DATASET CONTENT:
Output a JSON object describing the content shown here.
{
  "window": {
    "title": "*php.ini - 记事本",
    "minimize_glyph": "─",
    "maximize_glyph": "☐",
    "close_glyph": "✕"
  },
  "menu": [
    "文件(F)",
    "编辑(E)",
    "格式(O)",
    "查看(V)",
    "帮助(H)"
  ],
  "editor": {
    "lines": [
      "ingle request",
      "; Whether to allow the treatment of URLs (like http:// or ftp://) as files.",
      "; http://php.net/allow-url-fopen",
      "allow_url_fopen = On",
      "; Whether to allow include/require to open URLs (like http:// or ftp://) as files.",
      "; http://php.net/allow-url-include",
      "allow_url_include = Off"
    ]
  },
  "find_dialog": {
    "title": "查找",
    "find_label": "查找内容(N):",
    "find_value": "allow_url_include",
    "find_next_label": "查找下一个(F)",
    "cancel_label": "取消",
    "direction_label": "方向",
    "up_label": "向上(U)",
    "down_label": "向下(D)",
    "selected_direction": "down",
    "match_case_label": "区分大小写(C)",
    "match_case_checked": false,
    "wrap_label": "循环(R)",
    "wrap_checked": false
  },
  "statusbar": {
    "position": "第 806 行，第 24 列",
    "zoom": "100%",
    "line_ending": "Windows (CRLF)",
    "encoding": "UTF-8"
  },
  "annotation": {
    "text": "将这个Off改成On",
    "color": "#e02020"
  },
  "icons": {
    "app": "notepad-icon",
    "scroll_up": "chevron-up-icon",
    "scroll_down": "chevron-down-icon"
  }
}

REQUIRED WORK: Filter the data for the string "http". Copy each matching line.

PROBLEM SOLUTION:
      "; Whether to allow the treatment of URLs (like http:// or ftp://) as files.",
      "; http://php.net/allow-url-fopen",
      "; Whether to allow include/require to open URLs (like http:// or ftp://) as files.",
      "; http://php.net/allow-url-include",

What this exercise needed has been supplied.